The aim of this study was to investigate the degree to which sustainable development has been implemented into the process of EU Enlargement. A snowball method was used to identify both qualitative and quantitative data through official documents and statements, reports, research, and web pages. First, I investigated both the EU and the UN definitions of sustainable development to see how they compared and how the EU Sustainable Development Strategy (EU SDS) addressed EU Enlargement. Next, I examined the EU accession assistance programs available to candidate countries to determine if they were guided by sustainable development and if they had had any influence on the sustainable development within the candidate countries.
The definitions of sustainable development for both the EU and the UN were notably different. The UN:s definition provided a balanced approach to the Three Pillars of Sustainable Development, while the EU:s definition strongly supported the economic pillar decreasing the value of the environmental pillar. The EU SDS showed no marked reference to EU Enlargement and the accession assistance programs were not guided by sustainable development. Furthermore, the quantitative data collected from the EU sustainable development indicators in EuroStat indicated that the process of accession increased candidate countries GDP growth which also increased their capacity to meet the MDG’s and therefore, to implement sustainable development. However, while economic and social standards of the candidate countries were shown to increase while environmental conservation was shown to decrease. The significant lack of data designed to monitor the environmental pillar of sustainable development within the EU:s strategy indicated that the environmental pillar of sustainable development has been neglected. In conclusion, while the capacity to implement sustainable development has increased, implementation of sustainable development has not. Discussed in response to this is the need for a comprehensive EU SDS that reaches through the boundaries of member states and into candidate and candidate hopeful countries. Acting through an umbrella program the EU Enlargement SDS could bring both enlargement and sustainable development together cohesively increasing the chances that new EU members will make a more rapid advance in the process of sustainable development.
Place, publisher, year, edition, pages
Tema vatten i natur och samhälle , 2008. , 62 p.

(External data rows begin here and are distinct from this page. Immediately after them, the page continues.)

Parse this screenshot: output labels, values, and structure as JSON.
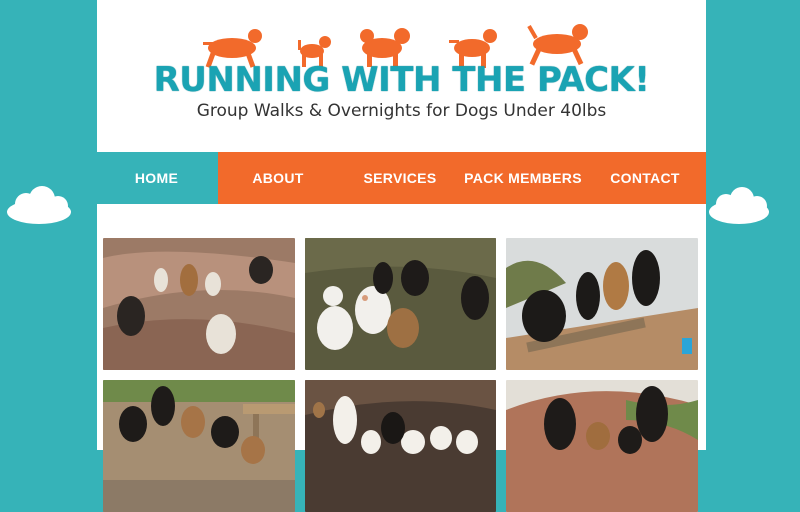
{
  "site": {
    "title": "RUNNING WITH THE PACK!",
    "tagline": "Group Walks & Overnights for Dogs Under 40lbs"
  },
  "nav": {
    "items": [
      {
        "label": "HOME"
      },
      {
        "label": "ABOUT"
      },
      {
        "label": "SERVICES"
      },
      {
        "label": "PACK MEMBERS"
      },
      {
        "label": "CONTACT"
      }
    ],
    "active_index": 0
  },
  "colors": {
    "teal": "#36b3b8",
    "orange": "#f26a2b",
    "title_teal": "#1aa3b3"
  },
  "gallery": {
    "photos": [
      {
        "subject": "dogs-on-rocks"
      },
      {
        "subject": "dogs-on-grass"
      },
      {
        "subject": "dogs-on-bench"
      },
      {
        "subject": "dogs-at-picnic-table"
      },
      {
        "subject": "dogs-in-rock-hollow"
      },
      {
        "subject": "dogs-on-trail"
      }
    ]
  }
}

Sustainable Development, European Union Enlargement
Social Sciences Interdisciplinary
IdentifiersURN: urn:nbn:se:liu:diva-11335ISRN: LIU-TEMA/VMPWLS-D--08/004OAI: oai:DiVA.org:liu-11335DiVA: diva2:17744